This is usable land already connected to urban infrastructure and services. For metropolitan areas looking to accommodate growth without consuming the surrounding countryside, such properties amount to a vast reservoir of land for well-planned development. To take advantage of the resource, local governments must take control of neglected properties, prioritize reclamation opportunities, and utilize technology to document and redevelop vacant properties.
States can support redevelopment efforts by removing barriers that hinder the revival of vacant properties, including state laws that govern land assembly, foreclosure and eminent domain. States can conduct statewide or citywide inventories of vacant properties and provide more targeted technical and financial assistance to local redevelopment authorities.
Downtown business associations can be instrumental in providing the assistance and contacts necessary to review tax rolls, coordinate with the tax assessor's office, and identify lots and buildings that have the greatest potential for redevelopment. States can also reform eminent domain laws and require all redevelopment authorities to automatically acquire property in distressed neighborhoods.
- Michigan's Land Bank Fast Track legislation passed in 2004. The law facilitates the redevelopment of vacant properties by extending the rights of land banks.

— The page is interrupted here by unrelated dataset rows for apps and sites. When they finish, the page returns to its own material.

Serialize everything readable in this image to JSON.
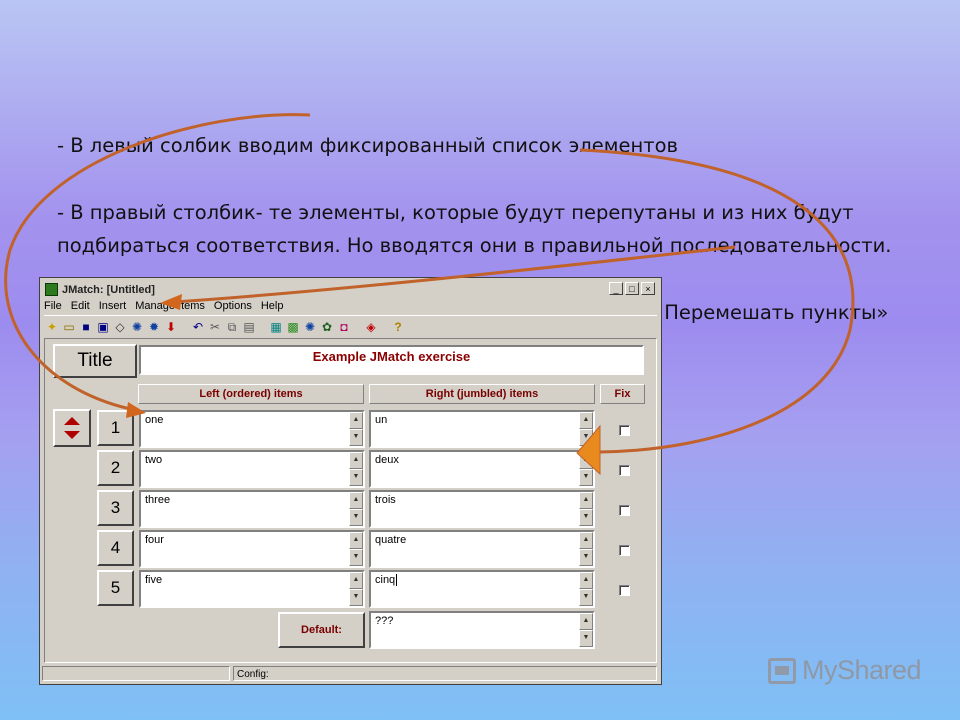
{
  "slide": {
    "lines": [
      "- В левый солбик вводим фиксированный список элементов",
      "- В правый столбик- те элементы, которые будут перепутаны и из них будут подбираться соответствия. Но вводятся они в правильной последовательности.",
      "- Во вкладке « Управление списком» выбираем команду « Перемешать пункты»"
    ]
  },
  "window": {
    "title": "JMatch: [Untitled]",
    "controls": [
      "_",
      "□",
      "×"
    ]
  },
  "menu": [
    "File",
    "Edit",
    "Insert",
    "Manage Items",
    "Options",
    "Help"
  ],
  "toolbar_icons": [
    "new-icon",
    "open-icon",
    "save-icon",
    "save-as-icon",
    "eraser-icon",
    "web-page-icon",
    "web-page-alt-icon",
    "export-icon",
    "undo-icon",
    "cut-icon",
    "copy-icon",
    "paste-icon",
    "config-icon",
    "image-icon",
    "web-export-icon",
    "hot-potatoes-icon",
    "gift-icon",
    "masher-icon",
    "help-icon"
  ],
  "title_button": "Title",
  "title_value": "Example JMatch exercise",
  "headers": {
    "left": "Left (ordered) items",
    "right": "Right (jumbled) items",
    "fix": "Fix"
  },
  "rows": [
    {
      "num": "1",
      "left": "one",
      "right": "un"
    },
    {
      "num": "2",
      "left": "two",
      "right": "deux"
    },
    {
      "num": "3",
      "left": "three",
      "right": "trois"
    },
    {
      "num": "4",
      "left": "four",
      "right": "quatre"
    },
    {
      "num": "5",
      "left": "five",
      "right": "cinq"
    }
  ],
  "default_label": "Default:",
  "default_value": "???",
  "status": {
    "config": "Config:"
  },
  "logo": {
    "text": "MyShared"
  },
  "colors": {
    "arrow": "#c0622a",
    "header_text": "#7a0000",
    "title_text": "#8b0000"
  }
}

For example, much like private companies, land banks can borrow money, buy and sell land, and build on land. Land banks are also entitled to an expedited process for foreclosures and title clearing. Genesee County, and particularly the City of Flint, have benefited from this Fast Track Authority. The land bank is now more independent in financing and managing vacant properties, which facilitates the rehabilitation and sale of the properties.
— Michigan Department of Labor and Economic Growth